As we advance further into the 21st century, managing email overload continuously becomes a higher priority task – especially for business and companies.
Most companies rely on email to foster communication both within and outside of their organization.
When, however, does the use of email become counterproductive to an organization’s success and how can one manage their email correspondences to find the perfect balance between too many emails and not enough emails?
Luckily, an infographic (posted below) was recently published by OnlineITDegree.net that provides both statistics on how prevalent email overload really is and a helpful flow chart that can help you decide when you should and when you shouldn’t send an email.
The email overload statistics are embedded within the flowchart so I’ve extracted the most important facts in the list below.
Email Overload Statistics:
- Managers spend up to 20 hours per week reading emails.
- The average employee receives 200 emails per day.
- Of those 200 emails only 20 are important (36 spam, 144 irrelevant).
- Almost 10% of employers have fired someone for non-work related emails.
- Fighting spam at a 1,000 employee company can cost $3 million / year.
- The typical office workers spends 13 hours a week sending 110 emails per day.

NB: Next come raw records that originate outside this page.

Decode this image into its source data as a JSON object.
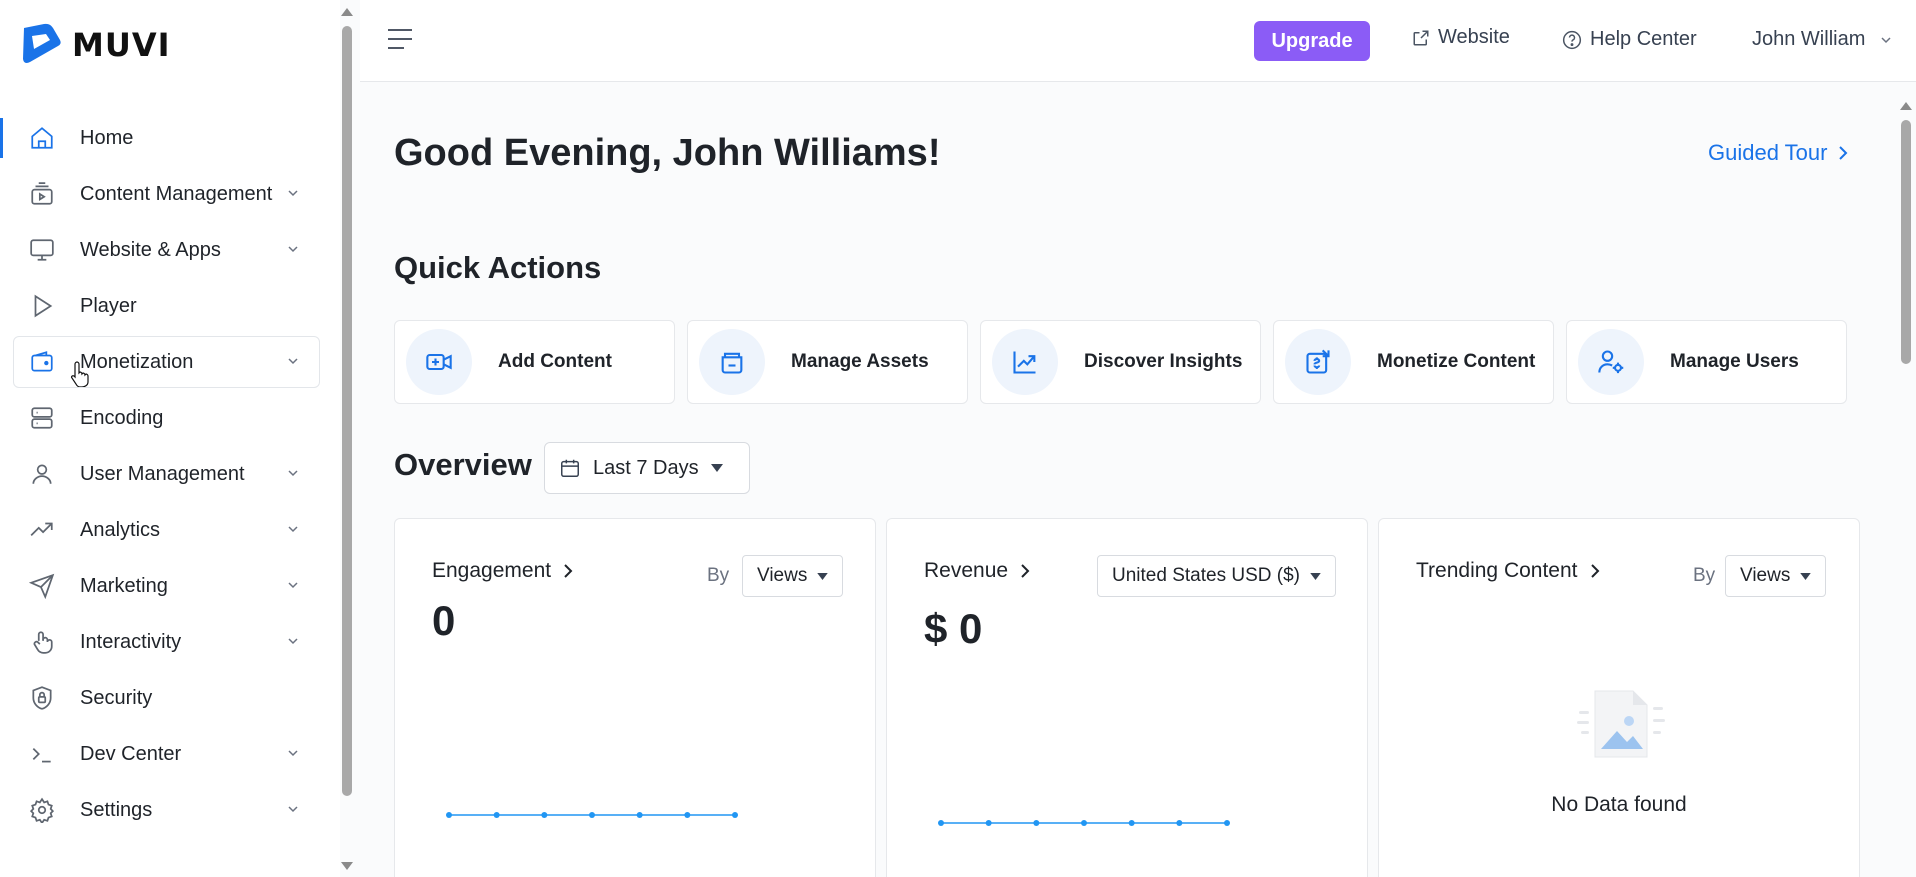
{
  "brand": {
    "name": "MUVI",
    "color": "#1a73e8"
  },
  "sidebar": {
    "items": [
      {
        "label": "Home",
        "icon": "home-icon",
        "expandable": false,
        "active": true
      },
      {
        "label": "Content Management",
        "icon": "content-icon",
        "expandable": true
      },
      {
        "label": "Website & Apps",
        "icon": "monitor-icon",
        "expandable": true
      },
      {
        "label": "Player",
        "icon": "play-icon",
        "expandable": false
      },
      {
        "label": "Monetization",
        "icon": "wallet-icon",
        "expandable": true,
        "hovered": true
      },
      {
        "label": "Encoding",
        "icon": "server-icon",
        "expandable": false
      },
      {
        "label": "User Management",
        "icon": "user-icon",
        "expandable": true
      },
      {
        "label": "Analytics",
        "icon": "trend-icon",
        "expandable": true
      },
      {
        "label": "Marketing",
        "icon": "send-icon",
        "expandable": true
      },
      {
        "label": "Interactivity",
        "icon": "touch-icon",
        "expandable": true
      },
      {
        "label": "Security",
        "icon": "shield-icon",
        "expandable": false
      },
      {
        "label": "Dev Center",
        "icon": "terminal-icon",
        "expandable": true
      },
      {
        "label": "Settings",
        "icon": "gear-icon",
        "expandable": true
      }
    ]
  },
  "topbar": {
    "upgrade": "Upgrade",
    "upgrade_color": "#8b5cf6",
    "website": "Website",
    "help": "Help Center",
    "user": "John William"
  },
  "main": {
    "greeting": "Good Evening, John Williams!",
    "guided_tour": "Guided Tour",
    "quick_actions_title": "Quick Actions",
    "quick_actions": [
      {
        "label": "Add Content",
        "icon": "add-video-icon"
      },
      {
        "label": "Manage Assets",
        "icon": "assets-icon"
      },
      {
        "label": "Discover Insights",
        "icon": "chart-icon"
      },
      {
        "label": "Monetize Content",
        "icon": "monetize-icon"
      },
      {
        "label": "Manage Users",
        "icon": "user-settings-icon"
      }
    ],
    "overview_title": "Overview",
    "date_range": "Last 7 Days",
    "cards": {
      "engagement": {
        "title": "Engagement",
        "by": "By",
        "select": "Views",
        "value": "0"
      },
      "revenue": {
        "title": "Revenue",
        "select": "United States USD ($)",
        "value": "$ 0"
      },
      "trending": {
        "title": "Trending Content",
        "by": "By",
        "select": "Views",
        "empty": "No Data found"
      }
    }
  },
  "chart_data": [
    {
      "type": "line",
      "name": "engagement",
      "values": [
        0,
        0,
        0,
        0,
        0,
        0,
        0
      ],
      "color": "#2196f3"
    },
    {
      "type": "line",
      "name": "revenue",
      "values": [
        0,
        0,
        0,
        0,
        0,
        0,
        0
      ],
      "color": "#2196f3"
    }
  ]
}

- Businesses lose $650 billion per year due to unnecessary emails.